• Have reasonable expectations — Because a merchant is discounting the service to get a customer, Groupon suggests patience in waiting possibly “a few weeks to book an appointment.”
• Read the return policy — Groupon says if the consumer is disappointed, “we’ll work with you to make it right or give you a refund.”
Separately, here is advice from the BBB on what to do if you are having problems with a merchant or if that merchant has gone out of business:
If goods or services have been paid for, a business is obligated even if the company closes, or it owes a refund, the BBB said.
• Write to the owner and keep copies of your correspondence. Mail is usually forwarded when a business closes.
• If you paid via credit card, write to your credit-card company to dispute the charges. Under federal law, you have 60 days after the charge first appears on a bill (this doesn’t work if you paid with a debit card).
• Contact the business’ landlord. You can inquire about gaining access to merchandise inside the property.
• File a complaint with BBB at www.bbb.org/complain. If the company hasn’t closed completely, BBB will help you try to resolve the issue. If the company reopens, your complaint will follow them.
• File a complaint with the Federal Trade Commission at www.ftc.gov. FTC cannot help resolve your complaint, but the information they receive helps their investigations.
• If the company files for Chapter 7 bankruptcy, you have 90 days to file a claim with the bankruptcy court. Forms and more information are available online at uscourts.gov.
• If the company files for Chapter 11 bankruptcy, it means they intend to stay in business and need time to reorganize. During this time, they usually honor contracts, gift cards, etc., and try to fulfill delivery of all goods and services already purchased. If the company owner does not file for bankruptcy, you could file in small claims court.
• Service warranties might still be honored by the manufacturer or a third party servicer.
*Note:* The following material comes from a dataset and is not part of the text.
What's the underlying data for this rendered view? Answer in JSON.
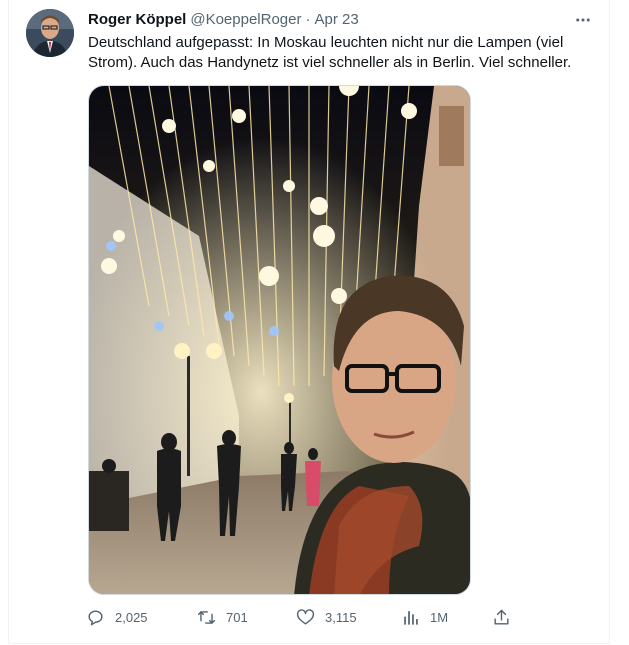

Contact the manufacturer to find out if another business in your area will honor the warranty.